Supplied material:
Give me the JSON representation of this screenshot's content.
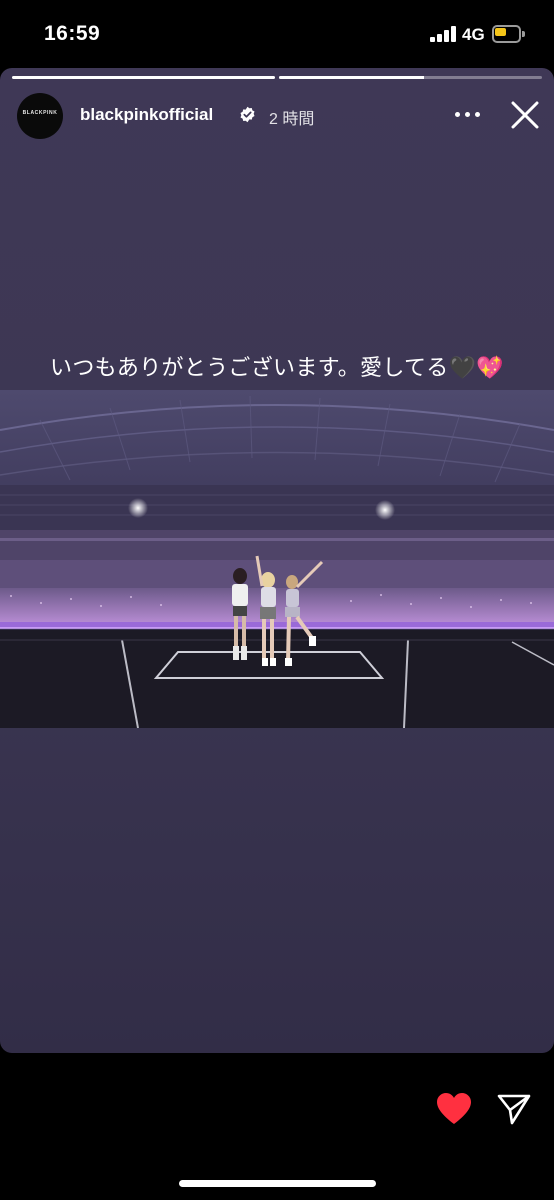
{
  "status_bar": {
    "time": "16:59",
    "network": "4G",
    "battery_color": "#f5c518"
  },
  "story": {
    "progress": [
      1.0,
      0.55
    ],
    "account": {
      "avatar_text": "BLACKPINK",
      "username": "blackpinkofficial",
      "verified": true,
      "time_ago": "2 時間"
    },
    "caption": "いつもありがとうございます。愛してる🖤💖",
    "photo": {
      "alt": "stage photo"
    },
    "icons": {
      "more": "more-options-icon",
      "close": "close-icon",
      "like": "heart-icon",
      "share": "send-icon",
      "verified": "verified-badge-icon"
    },
    "colors": {
      "background": "#3d3754",
      "like": "#ff3040"
    }
  }
}
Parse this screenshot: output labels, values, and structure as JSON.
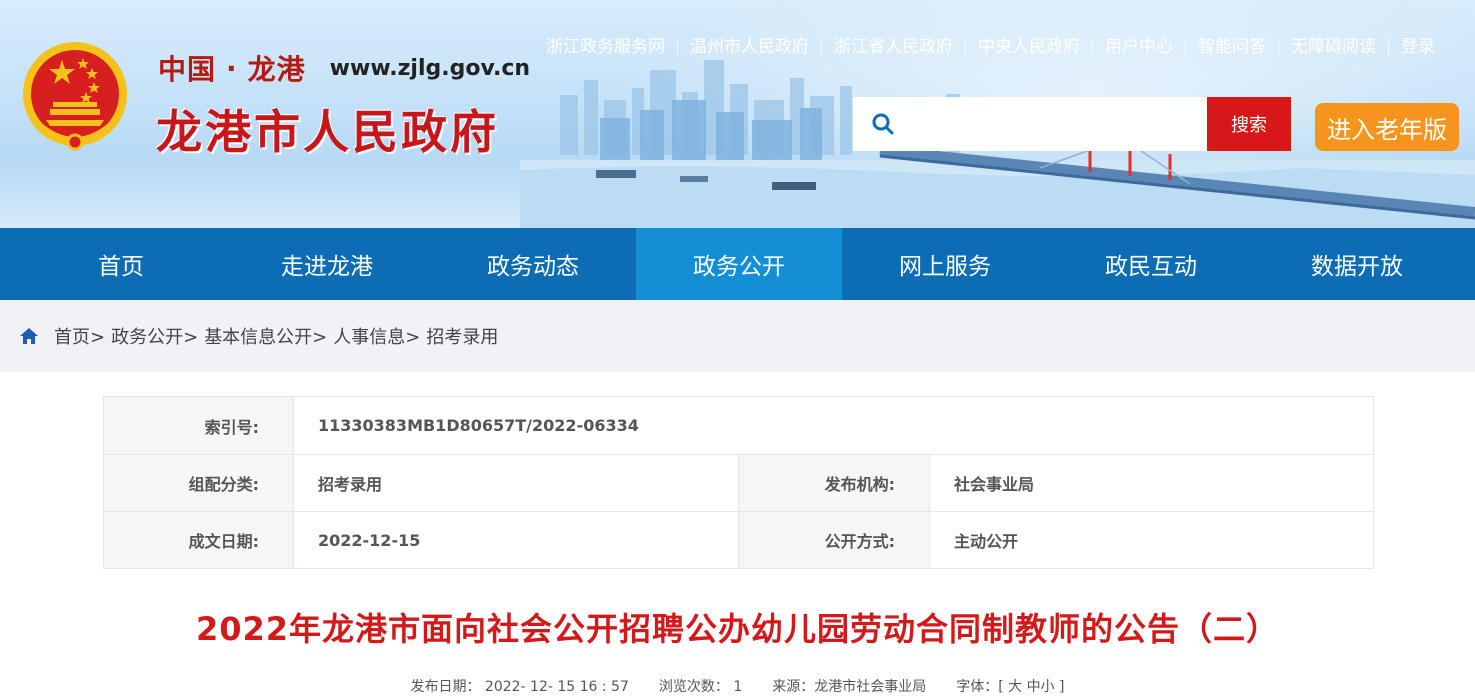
{
  "header": {
    "brand_prefix": "中国",
    "brand_dot": "·",
    "brand_city": "龙港",
    "brand_url": "www.zjlg.gov.cn",
    "site_title": "龙港市人民政府",
    "top_links": [
      "浙江政务服务网",
      "温州市人民政府",
      "浙江省人民政府",
      "中央人民政府",
      "用户中心",
      "智能问答",
      "无障碍阅读",
      "登录"
    ],
    "search_placeholder": "",
    "search_button": "搜索",
    "elder_button": "进入老年版"
  },
  "nav": {
    "items": [
      "首页",
      "走进龙港",
      "政务动态",
      "政务公开",
      "网上服务",
      "政民互动",
      "数据开放"
    ],
    "active": "政务公开"
  },
  "breadcrumb": {
    "home": "首页>",
    "items": [
      "政务公开>",
      "基本信息公开>",
      "人事信息>",
      "招考录用"
    ]
  },
  "info": {
    "index_label": "索引号:",
    "index_value": "11330383MB1D80657T/2022-06334",
    "category_label": "组配分类:",
    "category_value": "招考录用",
    "publisher_label": "发布机构:",
    "publisher_value": "社会事业局",
    "date_label": "成文日期:",
    "date_value": "2022-12-15",
    "mode_label": "公开方式:",
    "mode_value": "主动公开"
  },
  "article": {
    "title": "2022年龙港市面向社会公开招聘公办幼儿园劳动合同制教师的公告（二）",
    "meta_date": "发布日期：  2022- 12- 15 16 : 57",
    "meta_views": "浏览次数：  1",
    "meta_source": "来源：龙港市社会事业局",
    "meta_font": "字体：[ 大 中小 ]"
  },
  "colors": {
    "brand_red": "#c8171b",
    "nav_blue": "#0c6cb4",
    "nav_active": "#148fd6",
    "search_red": "#d71718",
    "elder_orange": "#f7941d"
  }
}
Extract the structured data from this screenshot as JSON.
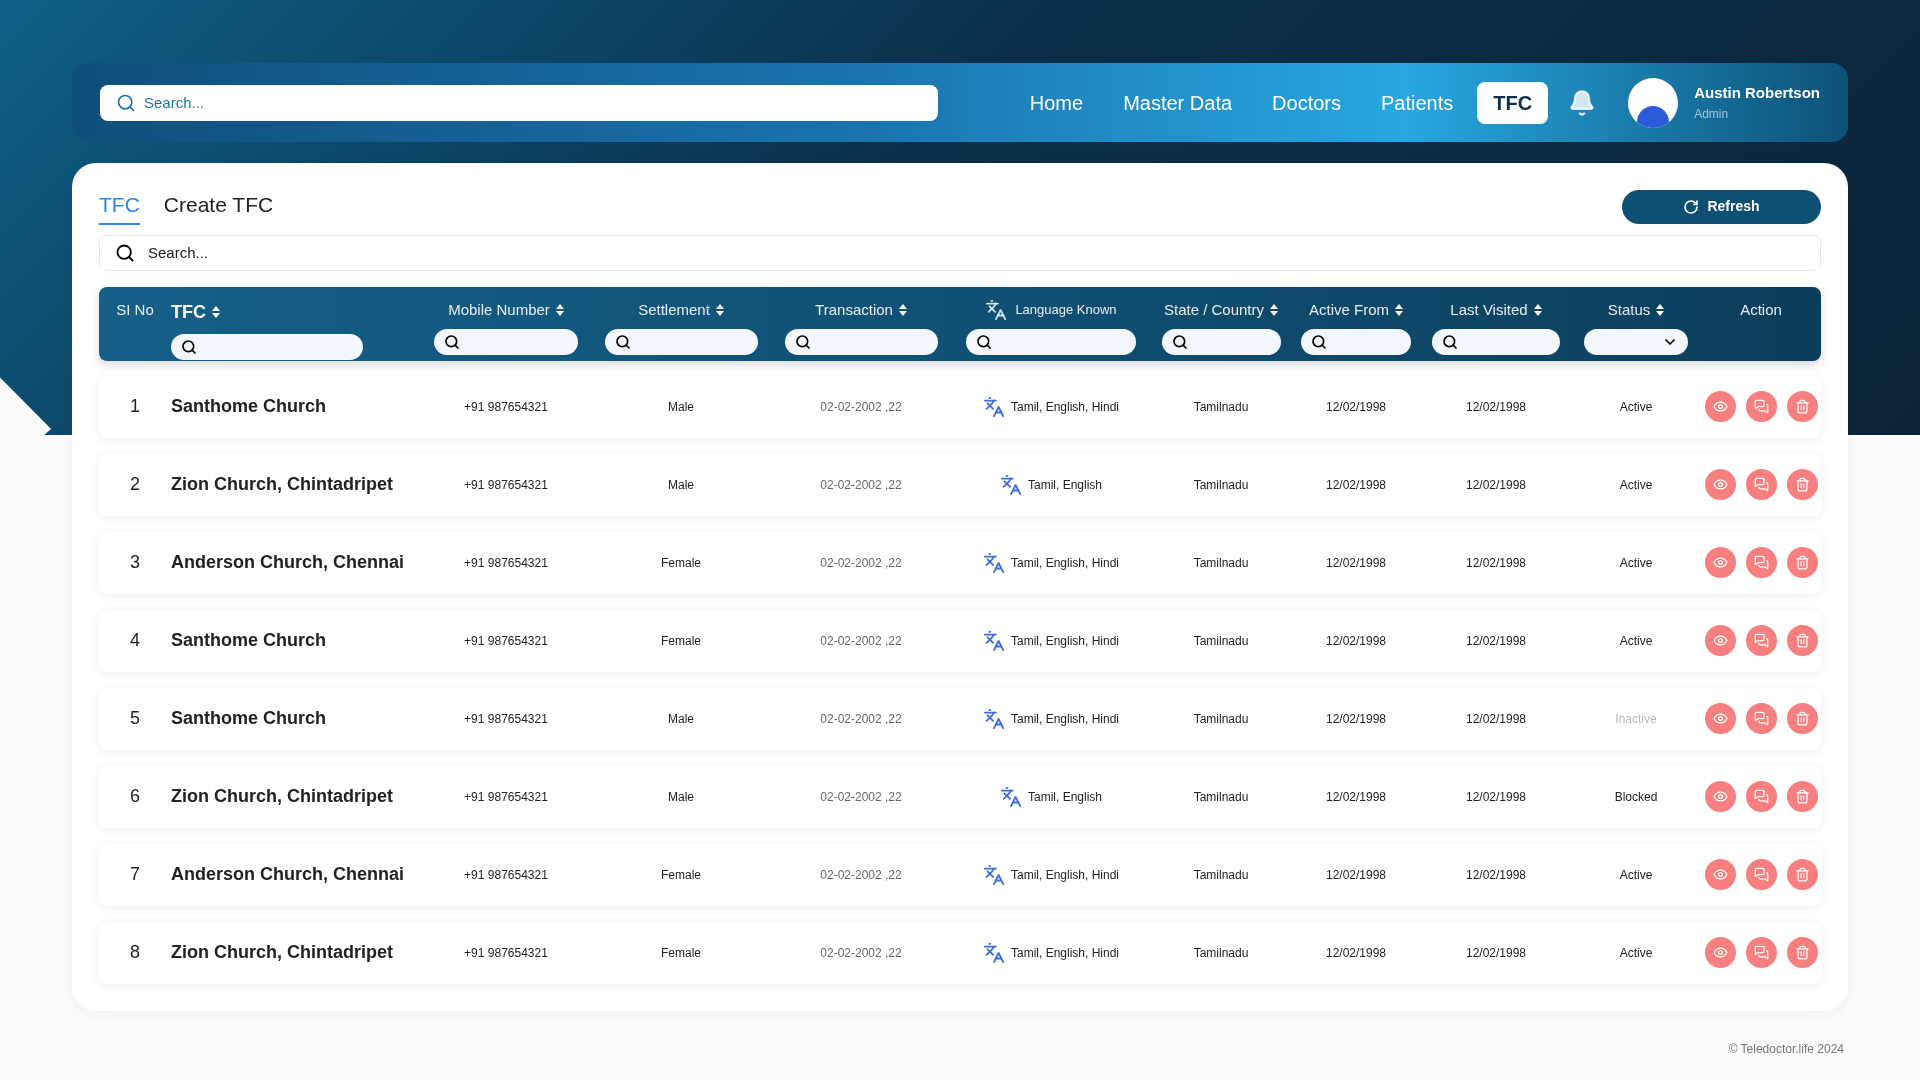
{
  "navbar": {
    "search": {
      "placeholder": "Search..."
    },
    "links": [
      {
        "label": "Home",
        "selected": false
      },
      {
        "label": "Master Data",
        "selected": false
      },
      {
        "label": "Doctors",
        "selected": false
      },
      {
        "label": "Patients",
        "selected": false
      },
      {
        "label": "TFC",
        "selected": true
      }
    ],
    "user": {
      "name": "Austin Robertson",
      "role": "Admin"
    }
  },
  "tabs": [
    {
      "label": "TFC",
      "selected": true
    },
    {
      "label": "Create TFC",
      "selected": false
    }
  ],
  "refresh_button": "Refresh",
  "search": {
    "placeholder": "Search..."
  },
  "table": {
    "columns": [
      {
        "label": "SI No",
        "sortable": false,
        "kind": "plain"
      },
      {
        "label": "TFC",
        "sortable": true,
        "kind": "search"
      },
      {
        "label": "Mobile Number",
        "sortable": true,
        "kind": "search"
      },
      {
        "label": "Settlement",
        "sortable": true,
        "kind": "search"
      },
      {
        "label": "Transaction",
        "sortable": true,
        "kind": "search"
      },
      {
        "label": "Language Known",
        "sortable": false,
        "kind": "search"
      },
      {
        "label": "State / Country",
        "sortable": true,
        "kind": "search"
      },
      {
        "label": "Active From",
        "sortable": true,
        "kind": "search"
      },
      {
        "label": "Last Visited",
        "sortable": true,
        "kind": "search"
      },
      {
        "label": "Status",
        "sortable": true,
        "kind": "select"
      },
      {
        "label": "Action",
        "sortable": false,
        "kind": "plain"
      }
    ],
    "rows": [
      {
        "no": "1",
        "tfc": "Santhome Church",
        "mobile": "+91 987654321",
        "settlement": "Male",
        "transaction": "02-02-2002 ,22",
        "languages": "Tamil, English, Hindi",
        "state": "Tamilnadu",
        "active_from": "12/02/1998",
        "last_visited": "12/02/1998",
        "status": "Active",
        "status_disabled": false
      },
      {
        "no": "2",
        "tfc": "Zion Church, Chintadripet",
        "mobile": "+91 987654321",
        "settlement": "Male",
        "transaction": "02-02-2002 ,22",
        "languages": "Tamil, English",
        "state": "Tamilnadu",
        "active_from": "12/02/1998",
        "last_visited": "12/02/1998",
        "status": "Active",
        "status_disabled": false
      },
      {
        "no": "3",
        "tfc": "Anderson Church, Chennai",
        "mobile": "+91 987654321",
        "settlement": "Female",
        "transaction": "02-02-2002 ,22",
        "languages": "Tamil, English, Hindi",
        "state": "Tamilnadu",
        "active_from": "12/02/1998",
        "last_visited": "12/02/1998",
        "status": "Active",
        "status_disabled": false
      },
      {
        "no": "4",
        "tfc": "Santhome Church",
        "mobile": "+91 987654321",
        "settlement": "Female",
        "transaction": "02-02-2002 ,22",
        "languages": "Tamil, English, Hindi",
        "state": "Tamilnadu",
        "active_from": "12/02/1998",
        "last_visited": "12/02/1998",
        "status": "Active",
        "status_disabled": false
      },
      {
        "no": "5",
        "tfc": "Santhome Church",
        "mobile": "+91 987654321",
        "settlement": "Male",
        "transaction": "02-02-2002 ,22",
        "languages": "Tamil, English, Hindi",
        "state": "Tamilnadu",
        "active_from": "12/02/1998",
        "last_visited": "12/02/1998",
        "status": "Inactive",
        "status_disabled": true
      },
      {
        "no": "6",
        "tfc": "Zion Church, Chintadripet",
        "mobile": "+91 987654321",
        "settlement": "Male",
        "transaction": "02-02-2002 ,22",
        "languages": "Tamil, English",
        "state": "Tamilnadu",
        "active_from": "12/02/1998",
        "last_visited": "12/02/1998",
        "status": "Blocked",
        "status_disabled": false
      },
      {
        "no": "7",
        "tfc": "Anderson Church, Chennai",
        "mobile": "+91 987654321",
        "settlement": "Female",
        "transaction": "02-02-2002 ,22",
        "languages": "Tamil, English, Hindi",
        "state": "Tamilnadu",
        "active_from": "12/02/1998",
        "last_visited": "12/02/1998",
        "status": "Active",
        "status_disabled": false
      },
      {
        "no": "8",
        "tfc": "Zion Church, Chintadripet",
        "mobile": "+91 987654321",
        "settlement": "Female",
        "transaction": "02-02-2002 ,22",
        "languages": "Tamil, English, Hindi",
        "state": "Tamilnadu",
        "active_from": "12/02/1998",
        "last_visited": "12/02/1998",
        "status": "Active",
        "status_disabled": false
      }
    ]
  },
  "footer": "© Teledoctor.life 2024"
}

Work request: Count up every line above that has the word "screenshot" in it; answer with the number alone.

Answer for this exercise: 3